> **Problem to work on**
Each line of the listing, apart from the pictures, is to be printed exactly.

====

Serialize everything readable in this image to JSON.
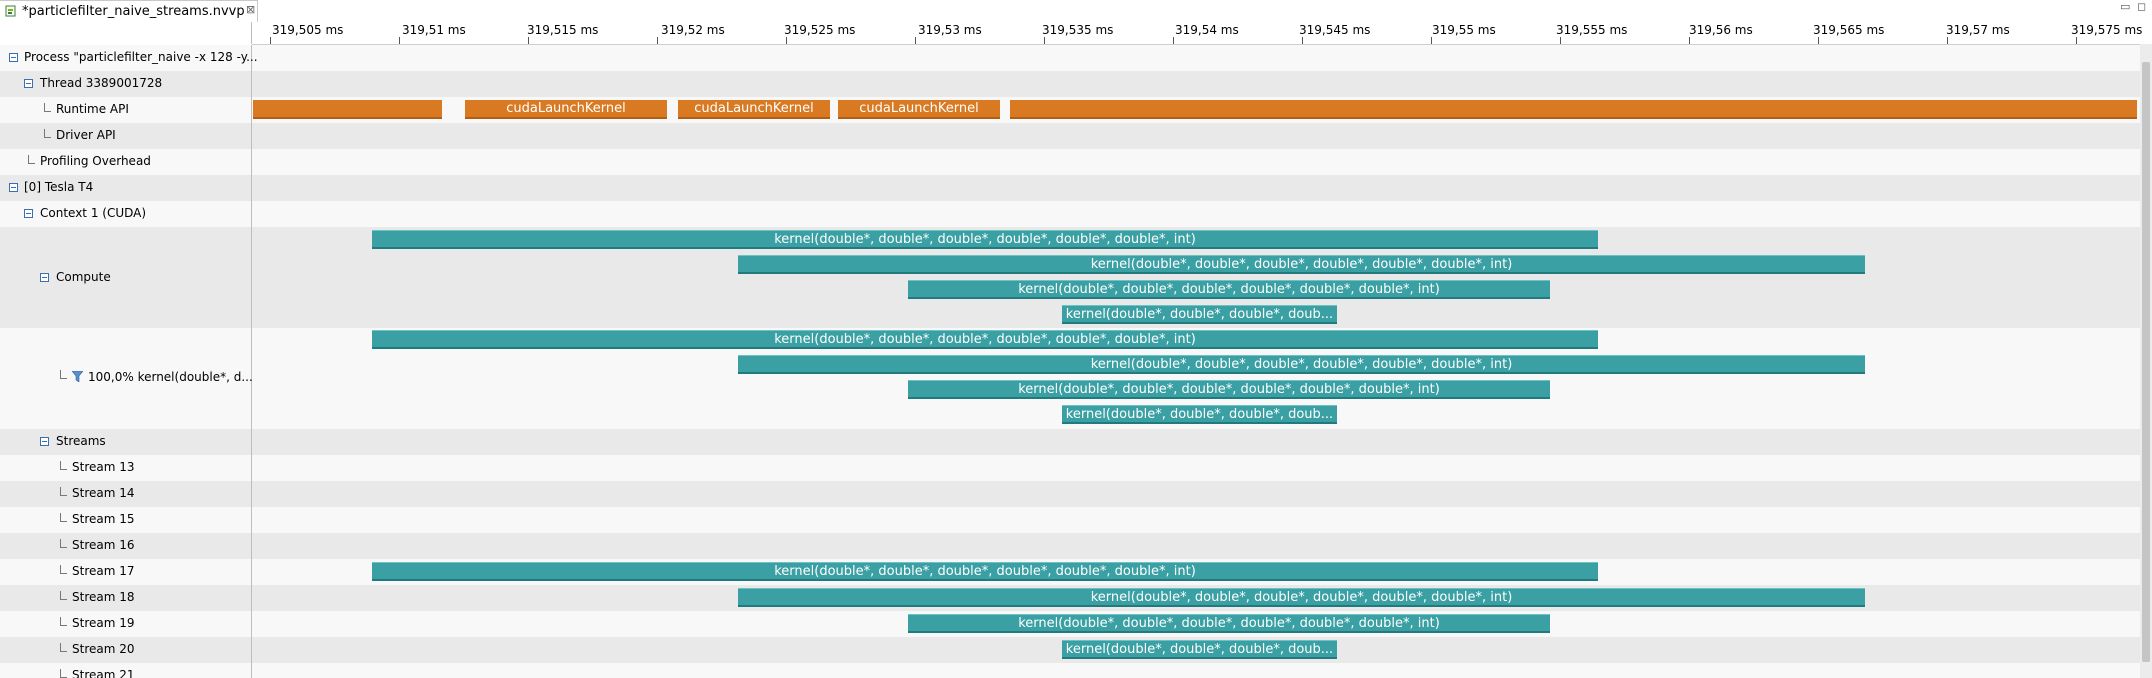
{
  "tab": {
    "title": "*particlefilter_naive_streams.nvvp",
    "close": "⊠"
  },
  "window_controls": {
    "minimize": "▭",
    "maximize": "◻"
  },
  "ruler": {
    "ticks": [
      "319,505 ms",
      "319,51 ms",
      "319,515 ms",
      "319,52 ms",
      "319,525 ms",
      "319,53 ms",
      "319,535 ms",
      "319,54 ms",
      "319,545 ms",
      "319,55 ms",
      "319,555 ms",
      "319,56 ms",
      "319,565 ms",
      "319,57 ms",
      "319,575 ms"
    ]
  },
  "rows": {
    "process": "Process \"particlefilter_naive -x 128 -y...",
    "thread": "Thread 3389001728",
    "runtime_api": "Runtime API",
    "driver_api": "Driver API",
    "profiling_overhead": "Profiling Overhead",
    "device": "[0] Tesla T4",
    "context": "Context 1 (CUDA)",
    "compute": "Compute",
    "kernel_filter": "100,0% kernel(double*, d...",
    "streams": "Streams",
    "stream13": "Stream 13",
    "stream14": "Stream 14",
    "stream15": "Stream 15",
    "stream16": "Stream 16",
    "stream17": "Stream 17",
    "stream18": "Stream 18",
    "stream19": "Stream 19",
    "stream20": "Stream 20",
    "stream21": "Stream 21"
  },
  "bars": {
    "api": {
      "blank": "",
      "launch": "cudaLaunchKernel"
    },
    "kernel_full": "kernel(double*, double*, double*, double*, double*, double*, int)",
    "kernel_short": "kernel(double*, double*, double*, doub..."
  }
}
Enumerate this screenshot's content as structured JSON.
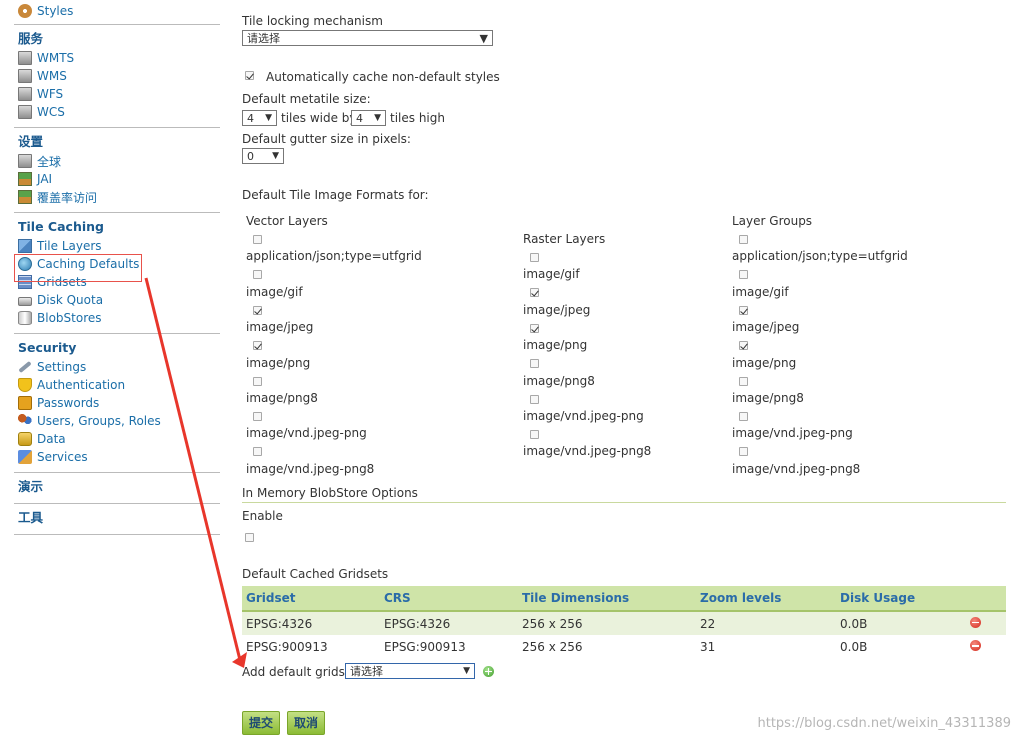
{
  "sidebar": {
    "styles_label": "Styles",
    "services_title": "服务",
    "services": [
      "WMTS",
      "WMS",
      "WFS",
      "WCS"
    ],
    "settings_title": "设置",
    "settings": [
      "全球",
      "JAI",
      "覆盖率访问"
    ],
    "tile_title": "Tile Caching",
    "tile_items": [
      "Tile Layers",
      "Caching Defaults",
      "Gridsets",
      "Disk Quota",
      "BlobStores"
    ],
    "security_title": "Security",
    "security_items": [
      "Settings",
      "Authentication",
      "Passwords",
      "Users, Groups, Roles",
      "Data",
      "Services"
    ],
    "demo_title": "演示",
    "tools_title": "工具"
  },
  "form": {
    "tile_locking_label": "Tile locking mechanism",
    "tile_locking_value": "请选择",
    "auto_cache_label": "Automatically cache non-default styles",
    "metatile_label": "Default metatile size:",
    "metatile_wide": "4",
    "tiles_wide_by": "tiles wide by",
    "metatile_high": "4",
    "tiles_high": "tiles high",
    "gutter_label": "Default gutter size in pixels:",
    "gutter_value": "0",
    "formats_label": "Default Tile Image Formats for:",
    "inmem_label": "In Memory BlobStore Options",
    "enable_label": "Enable",
    "cached_gridsets_label": "Default Cached Gridsets",
    "add_gridset_label": "Add default gridset",
    "add_gridset_value": "请选择",
    "submit_label": "提交",
    "cancel_label": "取消"
  },
  "formats": {
    "vector": {
      "title": "Vector Layers",
      "items": [
        {
          "label": "application/json;type=utfgrid",
          "checked": false
        },
        {
          "label": "image/gif",
          "checked": false
        },
        {
          "label": "image/jpeg",
          "checked": true
        },
        {
          "label": "image/png",
          "checked": true
        },
        {
          "label": "image/png8",
          "checked": false
        },
        {
          "label": "image/vnd.jpeg-png",
          "checked": false
        },
        {
          "label": "image/vnd.jpeg-png8",
          "checked": false
        }
      ]
    },
    "raster": {
      "title": "Raster Layers",
      "items": [
        {
          "label": "image/gif",
          "checked": false
        },
        {
          "label": "image/jpeg",
          "checked": true
        },
        {
          "label": "image/png",
          "checked": true
        },
        {
          "label": "image/png8",
          "checked": false
        },
        {
          "label": "image/vnd.jpeg-png",
          "checked": false
        },
        {
          "label": "image/vnd.jpeg-png8",
          "checked": false
        }
      ]
    },
    "groups": {
      "title": "Layer Groups",
      "items": [
        {
          "label": "application/json;type=utfgrid",
          "checked": false
        },
        {
          "label": "image/gif",
          "checked": false
        },
        {
          "label": "image/jpeg",
          "checked": true
        },
        {
          "label": "image/png",
          "checked": true
        },
        {
          "label": "image/png8",
          "checked": false
        },
        {
          "label": "image/vnd.jpeg-png",
          "checked": false
        },
        {
          "label": "image/vnd.jpeg-png8",
          "checked": false
        }
      ]
    }
  },
  "gridsets": {
    "headers": [
      "Gridset",
      "CRS",
      "Tile Dimensions",
      "Zoom levels",
      "Disk Usage"
    ],
    "rows": [
      [
        "EPSG:4326",
        "EPSG:4326",
        "256 x 256",
        "22",
        "0.0B"
      ],
      [
        "EPSG:900913",
        "EPSG:900913",
        "256 x 256",
        "31",
        "0.0B"
      ]
    ]
  },
  "watermark": "https://blog.csdn.net/weixin_43311389"
}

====

> **Final answer**
Serialize everything readable in this image to JSON.
{
  "tab": {
    "title": "*particlefilter_naive_streams.nvvp",
    "close": "⊠"
  },
  "window_controls": {
    "minimize": "▭",
    "maximize": "◻"
  },
  "ruler": {
    "ticks": [
      "319,505 ms",
      "319,51 ms",
      "319,515 ms",
      "319,52 ms",
      "319,525 ms",
      "319,53 ms",
      "319,535 ms",
      "319,54 ms",
      "319,545 ms",
      "319,55 ms",
      "319,555 ms",
      "319,56 ms",
      "319,565 ms",
      "319,57 ms",
      "319,575 ms"
    ]
  },
  "rows": {
    "process": "Process \"particlefilter_naive -x 128 -y...",
    "thread": "Thread 3389001728",
    "runtime_api": "Runtime API",
    "driver_api": "Driver API",
    "profiling_overhead": "Profiling Overhead",
    "device": "[0] Tesla T4",
    "context": "Context 1 (CUDA)",
    "compute": "Compute",
    "kernel_filter": "100,0% kernel(double*, d...",
    "streams": "Streams",
    "stream13": "Stream 13",
    "stream14": "Stream 14",
    "stream15": "Stream 15",
    "stream16": "Stream 16",
    "stream17": "Stream 17",
    "stream18": "Stream 18",
    "stream19": "Stream 19",
    "stream20": "Stream 20",
    "stream21": "Stream 21"
  },
  "bars": {
    "api": {
      "blank": "",
      "launch": "cudaLaunchKernel"
    },
    "kernel_full": "kernel(double*, double*, double*, double*, double*, double*, int)",
    "kernel_short": "kernel(double*, double*, double*, doub..."
  }
}
Enumerate this screenshot's content as structured JSON.
{
  "sidebar": {
    "styles_label": "Styles",
    "services_title": "服务",
    "services": [
      "WMTS",
      "WMS",
      "WFS",
      "WCS"
    ],
    "settings_title": "设置",
    "settings": [
      "全球",
      "JAI",
      "覆盖率访问"
    ],
    "tile_title": "Tile Caching",
    "tile_items": [
      "Tile Layers",
      "Caching Defaults",
      "Gridsets",
      "Disk Quota",
      "BlobStores"
    ],
    "security_title": "Security",
    "security_items": [
      "Settings",
      "Authentication",
      "Passwords",
      "Users, Groups, Roles",
      "Data",
      "Services"
    ],
    "demo_title": "演示",
    "tools_title": "工具"
  },
  "form": {
    "tile_locking_label": "Tile locking mechanism",
    "tile_locking_value": "请选择",
    "auto_cache_label": "Automatically cache non-default styles",
    "metatile_label": "Default metatile size:",
    "metatile_wide": "4",
    "tiles_wide_by": "tiles wide by",
    "metatile_high": "4",
    "tiles_high": "tiles high",
    "gutter_label": "Default gutter size in pixels:",
    "gutter_value": "0",
    "formats_label": "Default Tile Image Formats for:",
    "inmem_label": "In Memory BlobStore Options",
    "enable_label": "Enable",
    "cached_gridsets_label": "Default Cached Gridsets",
    "add_gridset_label": "Add default gridset",
    "add_gridset_value": "请选择",
    "submit_label": "提交",
    "cancel_label": "取消"
  },
  "formats": {
    "vector": {
      "title": "Vector Layers",
      "items": [
        {
          "label": "application/json;type=utfgrid",
          "checked": false
        },
        {
          "label": "image/gif",
          "checked": false
        },
        {
          "label": "image/jpeg",
          "checked": true
        },
        {
          "label": "image/png",
          "checked": true
        },
        {
          "label": "image/png8",
          "checked": false
        },
        {
          "label": "image/vnd.jpeg-png",
          "checked": false
        },
        {
          "label": "image/vnd.jpeg-png8",
          "checked": false
        }
      ]
    },
    "raster": {
      "title": "Raster Layers",
      "items": [
        {
          "label": "image/gif",
          "checked": false
        },
        {
          "label": "image/jpeg",
          "checked": true
        },
        {
          "label": "image/png",
          "checked": true
        },
        {
          "label": "image/png8",
          "checked": false
        },
        {
          "label": "image/vnd.jpeg-png",
          "checked": false
        },
        {
          "label": "image/vnd.jpeg-png8",
          "checked": false
        }
      ]
    },
    "groups": {
      "title": "Layer Groups",
      "items": [
        {
          "label": "application/json;type=utfgrid",
          "checked": false
        },
        {
          "label": "image/gif",
          "checked": false
        },
        {
          "label": "image/jpeg",
          "checked": true
        },
        {
          "label": "image/png",
          "checked": true
        },
        {
          "label": "image/png8",
          "checked": false
        },
        {
          "label": "image/vnd.jpeg-png",
          "checked": false
        },
        {
          "label": "image/vnd.jpeg-png8",
          "checked": false
        }
      ]
    }
  },
  "gridsets": {
    "headers": [
      "Gridset",
      "CRS",
      "Tile Dimensions",
      "Zoom levels",
      "Disk Usage"
    ],
    "rows": [
      [
        "EPSG:4326",
        "EPSG:4326",
        "256 x 256",
        "22",
        "0.0B"
      ],
      [
        "EPSG:900913",
        "EPSG:900913",
        "256 x 256",
        "31",
        "0.0B"
      ]
    ]
  },
  "watermark": "https://blog.csdn.net/weixin_43311389"
}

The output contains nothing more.